What this task involves >> Using the data below, count the lines that carry the string "icon" and write only the count.

[Start of Attachment]

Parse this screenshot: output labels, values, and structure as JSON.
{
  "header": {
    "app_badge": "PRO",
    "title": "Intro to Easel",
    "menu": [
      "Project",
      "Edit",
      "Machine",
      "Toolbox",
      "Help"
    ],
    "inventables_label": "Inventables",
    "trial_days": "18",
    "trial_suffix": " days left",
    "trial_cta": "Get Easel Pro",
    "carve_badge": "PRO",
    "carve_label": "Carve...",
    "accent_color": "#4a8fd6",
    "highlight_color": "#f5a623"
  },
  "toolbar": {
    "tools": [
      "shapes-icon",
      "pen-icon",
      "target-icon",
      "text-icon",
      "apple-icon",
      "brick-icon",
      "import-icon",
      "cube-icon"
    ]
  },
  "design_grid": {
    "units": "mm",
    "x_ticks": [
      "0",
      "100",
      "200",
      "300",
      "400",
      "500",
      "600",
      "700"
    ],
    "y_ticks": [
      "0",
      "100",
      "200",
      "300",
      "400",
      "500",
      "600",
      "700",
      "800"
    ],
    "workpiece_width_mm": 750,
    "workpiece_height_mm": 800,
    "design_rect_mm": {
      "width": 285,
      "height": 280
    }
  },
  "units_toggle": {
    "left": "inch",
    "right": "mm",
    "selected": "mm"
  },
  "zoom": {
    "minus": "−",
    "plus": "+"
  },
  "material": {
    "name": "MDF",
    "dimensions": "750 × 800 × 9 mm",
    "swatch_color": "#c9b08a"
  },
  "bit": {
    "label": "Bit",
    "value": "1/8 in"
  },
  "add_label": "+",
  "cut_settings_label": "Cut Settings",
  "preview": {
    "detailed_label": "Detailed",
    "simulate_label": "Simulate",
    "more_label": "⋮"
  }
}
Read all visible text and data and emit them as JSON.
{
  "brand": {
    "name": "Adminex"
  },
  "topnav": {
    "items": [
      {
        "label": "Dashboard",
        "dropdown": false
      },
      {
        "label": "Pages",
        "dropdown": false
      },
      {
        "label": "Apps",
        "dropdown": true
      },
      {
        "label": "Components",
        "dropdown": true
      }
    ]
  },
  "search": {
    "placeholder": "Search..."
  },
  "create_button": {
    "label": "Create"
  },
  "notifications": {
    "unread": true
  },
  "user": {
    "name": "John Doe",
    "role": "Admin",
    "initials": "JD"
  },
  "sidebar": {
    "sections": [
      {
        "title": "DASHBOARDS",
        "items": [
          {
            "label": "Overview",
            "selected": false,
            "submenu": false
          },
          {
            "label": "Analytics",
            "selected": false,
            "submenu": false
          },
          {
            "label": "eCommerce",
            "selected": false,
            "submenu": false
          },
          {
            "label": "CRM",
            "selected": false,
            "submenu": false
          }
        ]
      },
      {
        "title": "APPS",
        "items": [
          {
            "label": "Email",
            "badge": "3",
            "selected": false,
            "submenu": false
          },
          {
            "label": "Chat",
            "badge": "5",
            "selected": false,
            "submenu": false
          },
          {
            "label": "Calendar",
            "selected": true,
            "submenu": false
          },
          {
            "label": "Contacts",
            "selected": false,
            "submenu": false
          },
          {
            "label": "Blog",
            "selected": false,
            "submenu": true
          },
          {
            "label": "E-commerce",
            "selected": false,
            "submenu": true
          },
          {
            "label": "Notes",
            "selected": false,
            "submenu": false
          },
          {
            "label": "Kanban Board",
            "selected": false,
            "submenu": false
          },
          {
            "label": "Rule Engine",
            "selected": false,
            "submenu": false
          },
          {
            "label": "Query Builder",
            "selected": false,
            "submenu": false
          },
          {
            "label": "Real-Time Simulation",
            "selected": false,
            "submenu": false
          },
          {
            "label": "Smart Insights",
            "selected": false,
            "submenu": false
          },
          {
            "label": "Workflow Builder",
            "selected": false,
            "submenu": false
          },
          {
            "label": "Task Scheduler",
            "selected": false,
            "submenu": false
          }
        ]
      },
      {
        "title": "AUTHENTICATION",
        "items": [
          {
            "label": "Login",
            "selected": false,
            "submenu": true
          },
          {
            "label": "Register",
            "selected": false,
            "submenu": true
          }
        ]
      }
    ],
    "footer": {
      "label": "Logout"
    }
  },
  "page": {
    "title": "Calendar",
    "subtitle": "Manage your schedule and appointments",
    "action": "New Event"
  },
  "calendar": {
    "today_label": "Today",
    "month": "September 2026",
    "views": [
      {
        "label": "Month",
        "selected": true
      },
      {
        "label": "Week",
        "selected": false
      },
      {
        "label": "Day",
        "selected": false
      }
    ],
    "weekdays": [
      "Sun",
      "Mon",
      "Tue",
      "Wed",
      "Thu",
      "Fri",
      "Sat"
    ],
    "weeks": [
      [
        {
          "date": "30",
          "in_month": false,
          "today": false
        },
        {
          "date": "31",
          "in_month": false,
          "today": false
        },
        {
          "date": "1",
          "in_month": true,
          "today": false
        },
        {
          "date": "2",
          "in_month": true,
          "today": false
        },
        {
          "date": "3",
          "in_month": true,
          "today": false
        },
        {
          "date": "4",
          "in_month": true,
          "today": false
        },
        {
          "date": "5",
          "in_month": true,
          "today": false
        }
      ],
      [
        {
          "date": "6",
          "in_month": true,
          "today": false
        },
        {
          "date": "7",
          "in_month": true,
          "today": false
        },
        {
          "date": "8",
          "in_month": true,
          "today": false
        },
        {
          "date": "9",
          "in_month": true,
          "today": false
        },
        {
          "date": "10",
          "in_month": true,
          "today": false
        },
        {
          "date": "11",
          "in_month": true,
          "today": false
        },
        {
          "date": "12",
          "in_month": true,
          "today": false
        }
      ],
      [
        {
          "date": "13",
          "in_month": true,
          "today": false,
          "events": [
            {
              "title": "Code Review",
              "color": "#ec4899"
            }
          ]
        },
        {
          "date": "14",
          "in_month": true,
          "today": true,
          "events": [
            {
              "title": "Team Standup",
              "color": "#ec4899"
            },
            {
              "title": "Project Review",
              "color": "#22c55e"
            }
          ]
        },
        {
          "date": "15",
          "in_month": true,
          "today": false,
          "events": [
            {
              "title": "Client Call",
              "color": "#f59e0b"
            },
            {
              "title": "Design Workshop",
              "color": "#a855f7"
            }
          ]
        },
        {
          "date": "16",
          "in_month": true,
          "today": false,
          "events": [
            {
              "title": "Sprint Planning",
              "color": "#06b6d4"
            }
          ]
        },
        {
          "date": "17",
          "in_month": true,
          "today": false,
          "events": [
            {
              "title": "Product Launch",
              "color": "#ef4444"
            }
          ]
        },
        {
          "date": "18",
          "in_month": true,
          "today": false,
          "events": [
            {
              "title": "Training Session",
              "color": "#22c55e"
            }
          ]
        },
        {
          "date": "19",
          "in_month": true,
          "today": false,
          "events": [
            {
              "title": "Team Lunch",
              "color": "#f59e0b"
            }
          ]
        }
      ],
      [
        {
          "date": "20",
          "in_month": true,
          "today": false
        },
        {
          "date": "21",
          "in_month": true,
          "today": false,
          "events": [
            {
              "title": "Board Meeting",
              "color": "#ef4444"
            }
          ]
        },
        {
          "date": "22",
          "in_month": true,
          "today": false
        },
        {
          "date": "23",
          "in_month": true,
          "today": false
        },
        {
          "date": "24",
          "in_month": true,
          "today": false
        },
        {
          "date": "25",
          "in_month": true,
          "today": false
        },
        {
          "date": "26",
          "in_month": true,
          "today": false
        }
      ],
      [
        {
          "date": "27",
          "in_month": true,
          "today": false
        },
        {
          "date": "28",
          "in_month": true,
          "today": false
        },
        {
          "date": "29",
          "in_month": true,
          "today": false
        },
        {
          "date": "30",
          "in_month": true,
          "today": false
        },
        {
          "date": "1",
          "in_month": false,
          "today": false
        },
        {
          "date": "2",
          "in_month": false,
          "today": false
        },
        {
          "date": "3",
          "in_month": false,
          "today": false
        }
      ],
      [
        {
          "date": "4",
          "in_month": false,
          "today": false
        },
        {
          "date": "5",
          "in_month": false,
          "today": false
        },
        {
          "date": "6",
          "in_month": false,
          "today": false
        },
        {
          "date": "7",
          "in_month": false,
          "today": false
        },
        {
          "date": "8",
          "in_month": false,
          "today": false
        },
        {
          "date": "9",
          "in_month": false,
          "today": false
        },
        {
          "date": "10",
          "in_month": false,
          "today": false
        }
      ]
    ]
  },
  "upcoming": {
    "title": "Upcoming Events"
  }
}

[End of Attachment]

Reply to the exercise >> 8